Without major action, massive biodiversity loss is expected in the next decades. Man –made environments will become as important as wilderness areas for conserving biodiversity. Indeed, urban ecology and urban ecological design are among the most rapidly growing research fields in ecology and planning, respectively. Integration of these complementary fields is considered a primary frontier in these fields and in sustainability science more generally. We aim to reach a comprehensive understanding of how plant biodiversity in the city of Zurich can be maintained through urban ecological design. The PhD student will assess fragmentation effects on the species, functional and genetic diversity of dry meadow patches, and, more specifically, on the population viability and connectivity of selected model species. These results will feed directly into a large-scale, 5-year biodiversity program run by our project partner, Zurich’s office of parks and open spaces (Grün Stadt Zürich). We expect that our novel planning process can become a model for ecological urban design in the Anthropocene cities.
4) Papaya: History of its agricultural use and improvements to adapt to a changing climate
Prof. Ueli Grossniklaus (University of Zurich), Prof. Jean-Philippe Vielle-Calzada (Langebio Cinvestav) and Prof. Jorge M Santamaria (Centro de Investigación Científica de Yucatán)

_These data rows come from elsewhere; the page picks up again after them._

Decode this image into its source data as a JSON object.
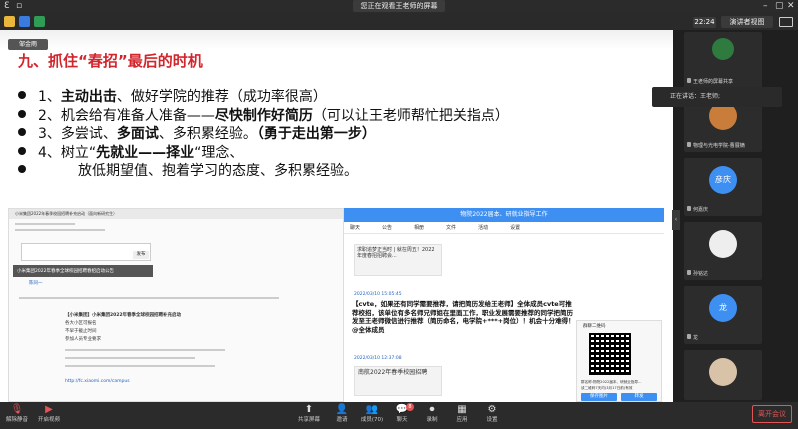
{
  "top": {
    "share_text": "您正在观看王老师的屏幕",
    "clock": "22:24",
    "view_label": "演讲者视图"
  },
  "slide": {
    "speaker_tag": "邹金雨",
    "title": "九、抓住“春招”最后的时机",
    "bullets": [
      {
        "pre": "1、",
        "bold": "主动出击",
        "post": "、做好学院的推荐（成功率很高）",
        "bold2": ""
      },
      {
        "pre": "2、机会给有准备人准备——",
        "bold": "尽快制作好简历",
        "post": "（可以让王老师帮忙把关指点）",
        "bold2": ""
      },
      {
        "pre": "3、多尝试、",
        "bold": "多面试",
        "post": "、多积累经验。",
        "bold2": "（勇于走出第一步）"
      },
      {
        "pre": "4、树立“",
        "bold": "先就业——择业",
        "post": "“理念、",
        "bold2": ""
      },
      {
        "pre": "",
        "bold": "",
        "post": "放低期望值、抱着学习的态度、多积累经验。",
        "bold2": ""
      }
    ]
  },
  "screenshot_left": {
    "header": "小米集团2022年春季校园招聘补充启动（面向新研究生）",
    "comment_line": "小米集团2022年春季全球校园招聘春招启动公告",
    "sign": "陈同一",
    "body_lines": [
      "【小米集团】小米集团2022年春季全球校园招聘补充启动",
      "各大小区可报名",
      "不早于截止时间",
      "参加人员专业要求"
    ],
    "link": "http://fc.xiaomi.com/campus",
    "button": "发布"
  },
  "chat": {
    "title": "物院2022届本、研就业指导工作",
    "tabs": [
      "聊天",
      "公告",
      "相册",
      "文件",
      "活动",
      "设置"
    ],
    "card_title": "求职追梦正当时 | 就在周五！2022年度春招招聘会...",
    "post_time_1": "2022/03/10 15:05:45",
    "post_1": "【cvte，如果还有同学需要推荐，请把简历发给王老师】全体成员cvte可推荐校招，该单位有多名师兄师姐在里面工作，职业发展需要推荐的同学把简历发至王老师微信进行推荐（简历命名，电学院+***+岗位）！机会十分难得！@全体成员",
    "post_time_2": "2022/03/10 12:37:08",
    "card2_title": "南航2022年春季校园招聘",
    "qr_caption": "群聊二维码",
    "qr_group": "群名称:物院2022届本、研就业指导...",
    "qr_note": "该二维码7天内(3月17日前)有效",
    "btn1": "保存图片",
    "btn2": "转发"
  },
  "side": {
    "speaking_now": "正在讲话：王老师;",
    "participants": [
      "王老师的屏幕共享",
      "物理与光电学院-曹展镝",
      "彦庆",
      "何嘉庆",
      "孙铭达",
      "龙",
      "龙"
    ],
    "badge": "彦庆",
    "badge2": "龙"
  },
  "bottom": {
    "mute": "解除静音",
    "video": "开启视频",
    "share": "共享屏幕",
    "invite": "邀请",
    "members": "成员(70)",
    "chat": "聊天",
    "chat_badge": "8",
    "record": "录制",
    "apps": "应用",
    "settings": "设置",
    "leave": "离开会议"
  }
}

Papaya is a very important crop (i.e. commercial and subsistence farmers) with a very low genetic diversity between cultivars. Cultivation is hindered by its high heterozygosity, high susceptibility to disease, and the trioecious (three sexes: male, female, and hermaphrodite) nature of the plant. Hermaphrodites are preferred because of their reduced heterozygosity, resulting in higher crop uniformity, and their high yield potential. While females show stable sex expression, hermaphrodites are susceptible to sex reversal that is strongly influenced by the environment which becomes more likely due to climate change while posing problems to smallholder and commercial farmers. The underlying mechanisms of sex reversal are unknown. The PhD student will merge agronomic, molecular, and archeological approaches to (1) understand the molecular basis of sex reversal, (2) develop markers to identify accessions less prone to sex reversal for organic breeding programs, (3) shed light on the domestication of papaya on the Yucatan peninsula by integrating archeological and molecular data.
Bridging Plant Science and Policy – First fundig period
During the theses, the students conducted internships at a national or international organization, i.e., the Federal Office for the Environment (FOEN), UNEP, or the CITES Secretariat. The internship aimed at forging a closer link between research, policy and application. Furthermore, a policy-relevant green paper, developed in partnership with the internship-hosting institution, served as an extension of the science of each thesis.